Net new assets at San Francisco-based Schwab in January from existing and new clients fell 49 percent from December to $12.1 billion but were up 70 percent from the amount collected in January 2012. The inflow last month was bolsted by $2.2 billion from a mutual fund clearing services client that Schwab did not identify.
Schwab's total client assets reached a firm-record $2.01 trillion at the end of January, up 16 percent from a year earlier.
The firm, the largest by market capitalization among online brokers, ended January with 8,819 active brokerage accounts, up 3 percent from a year earlier. Late last year Schwab removed 30,000 brokerage accounts from those it considers active.

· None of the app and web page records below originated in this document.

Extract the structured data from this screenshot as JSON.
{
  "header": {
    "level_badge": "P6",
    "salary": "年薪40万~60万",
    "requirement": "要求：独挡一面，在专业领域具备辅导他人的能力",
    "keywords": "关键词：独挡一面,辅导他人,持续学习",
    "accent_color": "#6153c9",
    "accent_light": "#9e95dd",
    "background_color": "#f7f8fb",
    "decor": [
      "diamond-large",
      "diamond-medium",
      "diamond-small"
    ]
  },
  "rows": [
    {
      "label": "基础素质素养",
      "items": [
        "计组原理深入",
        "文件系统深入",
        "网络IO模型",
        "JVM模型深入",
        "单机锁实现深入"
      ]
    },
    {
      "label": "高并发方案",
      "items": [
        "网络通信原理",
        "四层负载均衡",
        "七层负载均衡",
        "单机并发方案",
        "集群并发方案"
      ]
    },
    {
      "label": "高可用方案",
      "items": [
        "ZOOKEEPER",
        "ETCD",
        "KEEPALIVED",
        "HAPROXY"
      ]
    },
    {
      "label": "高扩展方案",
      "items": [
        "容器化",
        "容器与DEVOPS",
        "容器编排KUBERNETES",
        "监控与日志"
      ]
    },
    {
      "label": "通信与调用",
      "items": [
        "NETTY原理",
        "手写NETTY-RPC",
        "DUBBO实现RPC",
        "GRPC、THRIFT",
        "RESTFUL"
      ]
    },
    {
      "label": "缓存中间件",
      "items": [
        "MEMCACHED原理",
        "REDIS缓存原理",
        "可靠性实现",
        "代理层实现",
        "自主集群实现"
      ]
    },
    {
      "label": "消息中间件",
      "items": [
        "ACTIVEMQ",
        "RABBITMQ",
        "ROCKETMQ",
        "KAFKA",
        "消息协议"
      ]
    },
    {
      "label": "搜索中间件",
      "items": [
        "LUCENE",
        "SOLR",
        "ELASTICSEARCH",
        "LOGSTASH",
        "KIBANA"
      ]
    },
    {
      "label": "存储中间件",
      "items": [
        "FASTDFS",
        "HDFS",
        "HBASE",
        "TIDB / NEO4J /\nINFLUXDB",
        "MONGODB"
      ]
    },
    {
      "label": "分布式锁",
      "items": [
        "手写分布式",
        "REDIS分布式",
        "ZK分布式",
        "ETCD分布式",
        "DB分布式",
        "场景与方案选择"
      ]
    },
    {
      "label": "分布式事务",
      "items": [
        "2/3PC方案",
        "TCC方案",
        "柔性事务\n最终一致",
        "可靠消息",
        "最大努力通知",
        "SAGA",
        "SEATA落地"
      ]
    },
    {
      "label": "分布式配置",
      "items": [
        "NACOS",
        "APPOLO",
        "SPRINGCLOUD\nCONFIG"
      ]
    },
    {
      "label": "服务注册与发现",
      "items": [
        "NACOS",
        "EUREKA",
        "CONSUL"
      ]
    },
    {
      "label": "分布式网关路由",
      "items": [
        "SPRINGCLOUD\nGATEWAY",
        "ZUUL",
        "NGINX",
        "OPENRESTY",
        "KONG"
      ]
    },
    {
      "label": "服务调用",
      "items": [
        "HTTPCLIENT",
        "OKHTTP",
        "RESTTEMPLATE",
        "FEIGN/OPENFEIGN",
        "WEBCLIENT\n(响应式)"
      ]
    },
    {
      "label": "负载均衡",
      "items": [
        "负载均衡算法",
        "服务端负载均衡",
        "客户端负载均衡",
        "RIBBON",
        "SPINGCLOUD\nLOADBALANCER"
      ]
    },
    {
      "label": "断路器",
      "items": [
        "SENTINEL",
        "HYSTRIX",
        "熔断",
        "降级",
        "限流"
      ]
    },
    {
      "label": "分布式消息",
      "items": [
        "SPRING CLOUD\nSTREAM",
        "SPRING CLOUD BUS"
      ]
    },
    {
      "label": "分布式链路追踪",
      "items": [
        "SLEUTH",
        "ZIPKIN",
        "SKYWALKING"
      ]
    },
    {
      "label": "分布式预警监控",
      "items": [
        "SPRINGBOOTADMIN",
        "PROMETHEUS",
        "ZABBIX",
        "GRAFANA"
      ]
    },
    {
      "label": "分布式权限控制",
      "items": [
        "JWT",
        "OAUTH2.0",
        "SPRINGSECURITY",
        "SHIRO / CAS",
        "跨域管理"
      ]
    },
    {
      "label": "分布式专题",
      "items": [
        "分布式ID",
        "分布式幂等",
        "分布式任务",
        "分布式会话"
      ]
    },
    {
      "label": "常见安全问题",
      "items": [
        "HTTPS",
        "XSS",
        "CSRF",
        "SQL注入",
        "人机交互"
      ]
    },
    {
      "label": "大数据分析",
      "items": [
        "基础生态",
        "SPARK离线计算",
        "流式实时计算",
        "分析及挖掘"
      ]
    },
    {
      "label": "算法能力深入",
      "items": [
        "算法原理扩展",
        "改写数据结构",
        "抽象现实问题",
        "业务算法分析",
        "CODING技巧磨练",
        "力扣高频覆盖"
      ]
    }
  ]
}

Schwab's January trading metrics offered further evidence that both individual investors and institutional money managers, who trade through Schwab, pulled cash out of money-market funds that pay virtually zero interest and redeployed them into mutual funds.
Schwab clients pulled $6.0 billion from money-market funds in January - reversing net inflows in the previous eight months. They added a net $3.4 billion to taxable bond funds, $2.7 billion to international funds, $1.2 billion to hybrid funds and $1.1 billion to large capitalization stock funds. January was only the second month in the last 12 that investors put more money into large-cap stock funds than they removed, according to Schwab.
Despite the jump in January trading, investors' interest in buying and selling stocks remains relatively low.
"All the signs are there that the retail investor is coming back into the market, but not robustly," TD Ameritrade Holdings Chief Executive Fred Tomczyk said at the company's annual meeting in Omaha, Nebraska on Wednesday.
At Schwab's business update meeting last week, Chief Executive Walt Bettinger said trading is "not anywhere near the levels that you might anticipate in history." Clients are investing, he added, but not trading.
Bettinger and other executives also have said that client trading is becoming a less vital metric for the online brokers because they are increasing their fee-based offerings that produce revenue based on client assets.
Schwab also has been growing its bank subsidiary, with its deposit accounts growing 1 percent in January to 874,000. Since bank stocks trade at lower valuation than brokerage stocks, some analysts have said that Schwab shares, which have produced a total return of 39.2 percent over the last 12 months, may be overvalued.
Reporting By Jed Horowitz; Editing by Theodore d'Afflisio